> [Task goal]
Find the count of lines in the material below that include the word "Prime". State nothing but that number.

# # # # #

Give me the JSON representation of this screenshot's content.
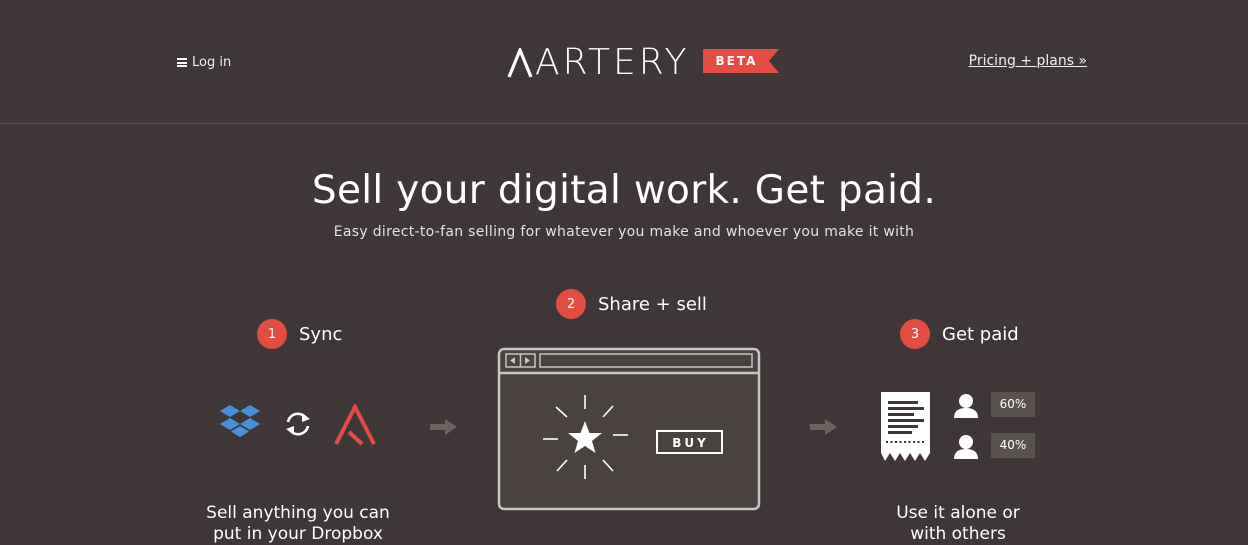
{
  "header": {
    "login_label": "Log in",
    "logo_text": "ARTERY",
    "beta_badge": "BETA",
    "pricing_link": "Pricing + plans »"
  },
  "hero": {
    "title": "Sell your digital work. Get paid.",
    "subtitle": "Easy direct-to-fan selling for whatever you make and whoever you make it with"
  },
  "steps": [
    {
      "number": "1",
      "title": "Sync",
      "description_line1": "Sell anything you can",
      "description_line2": "put in your Dropbox"
    },
    {
      "number": "2",
      "title": "Share + sell",
      "buy_label": "BUY"
    },
    {
      "number": "3",
      "title": "Get paid",
      "description_line1": "Use it alone or",
      "description_line2": "with others",
      "splits": [
        "60%",
        "40%"
      ]
    }
  ],
  "colors": {
    "background": "#3f3737",
    "accent": "#e24c43",
    "dropbox_blue": "#4a90d9",
    "divider": "#5d5454"
  }
}
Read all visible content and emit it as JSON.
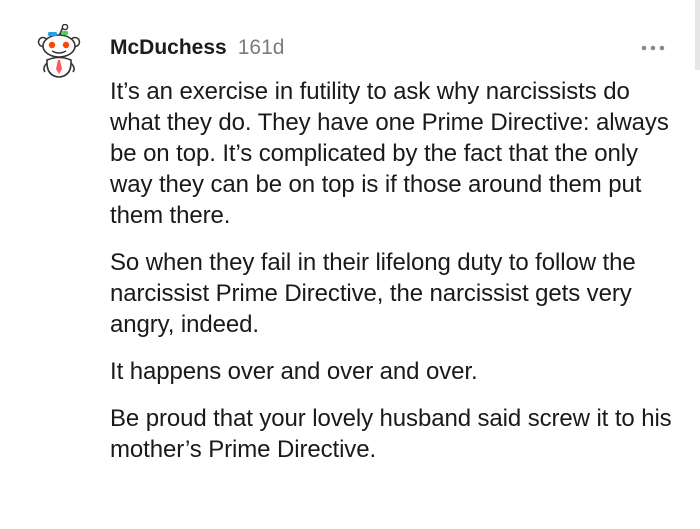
{
  "comment": {
    "username": "McDuchess",
    "age": "161d",
    "avatar_icon": "snoo-avatar-icon",
    "menu_icon": "more-options-icon",
    "paragraphs": [
      "It’s an exercise in futility to ask why narcissists do what they do. They have one Prime Directive: always be on top. It’s complicated by the fact that the only way they can be on top is if those around them put them there.",
      "So when they fail in their lifelong duty to follow the narcissist Prime Directive, the narcissist gets very angry, indeed.",
      "It happens over and over and over.",
      "Be proud that your lovely husband said screw it to his mother’s Prime Directive."
    ]
  },
  "colors": {
    "text": "#1a1a1b",
    "muted": "#7c7c7c",
    "accent": "#ff4500"
  }
}
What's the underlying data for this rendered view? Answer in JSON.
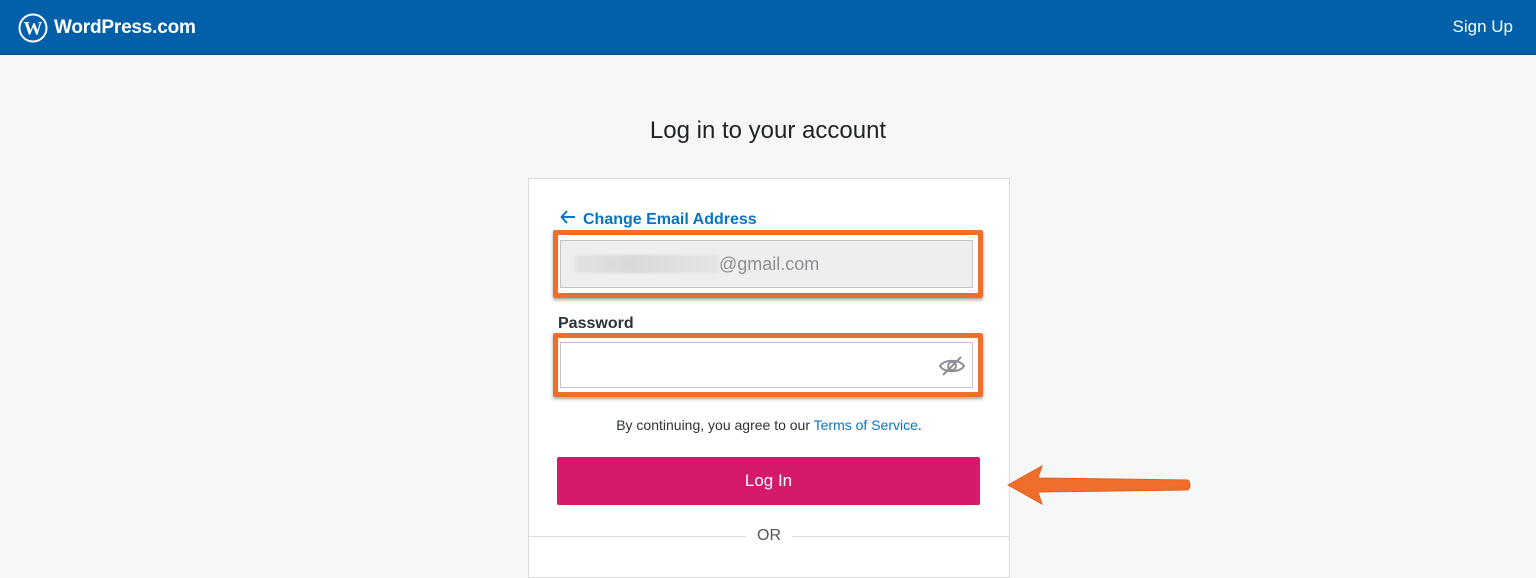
{
  "header": {
    "brand": "WordPress.com",
    "signup_label": "Sign Up",
    "logo_icon": "wordpress-logo-icon"
  },
  "page": {
    "title": "Log in to your account"
  },
  "login_form": {
    "back_link_label": "Change Email Address",
    "back_icon": "arrow-left-icon",
    "email_value": "@gmail.com",
    "password_label": "Password",
    "password_value": "",
    "password_visibility_icon": "eye-slash-icon",
    "terms_prefix": "By continuing, you agree to our ",
    "terms_link": "Terms of Service",
    "terms_suffix": ".",
    "submit_label": "Log In",
    "divider_label": "OR"
  },
  "colors": {
    "header_bg": "#0160a9",
    "link": "#0675c4",
    "primary_button": "#d61a6b",
    "annotation": "#f06e2b"
  }
}
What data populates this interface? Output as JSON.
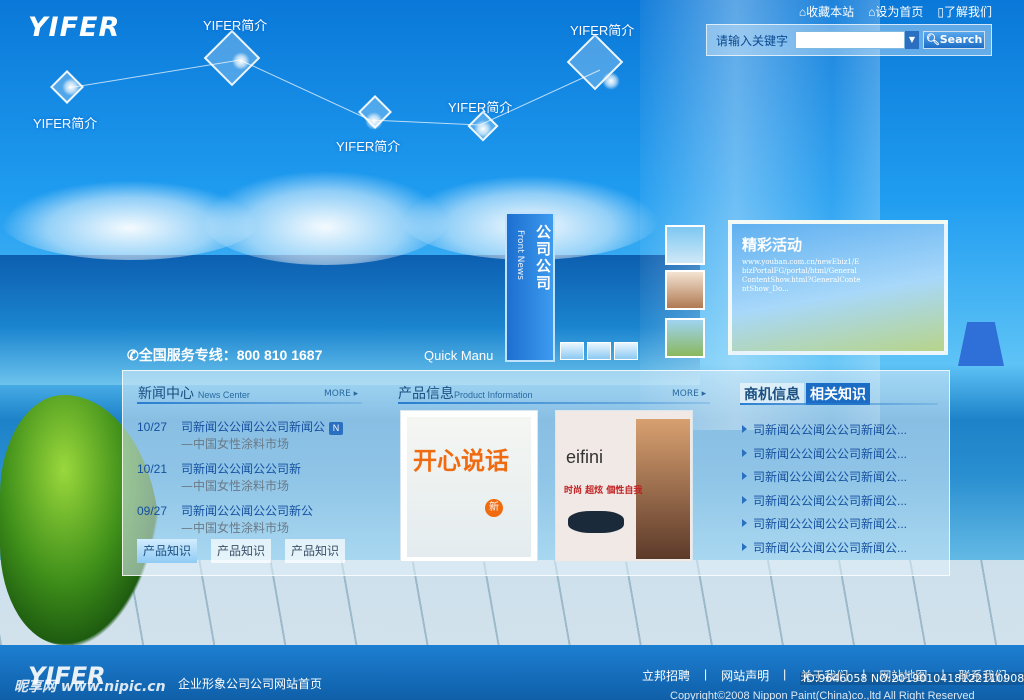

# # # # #

> [Your response]
3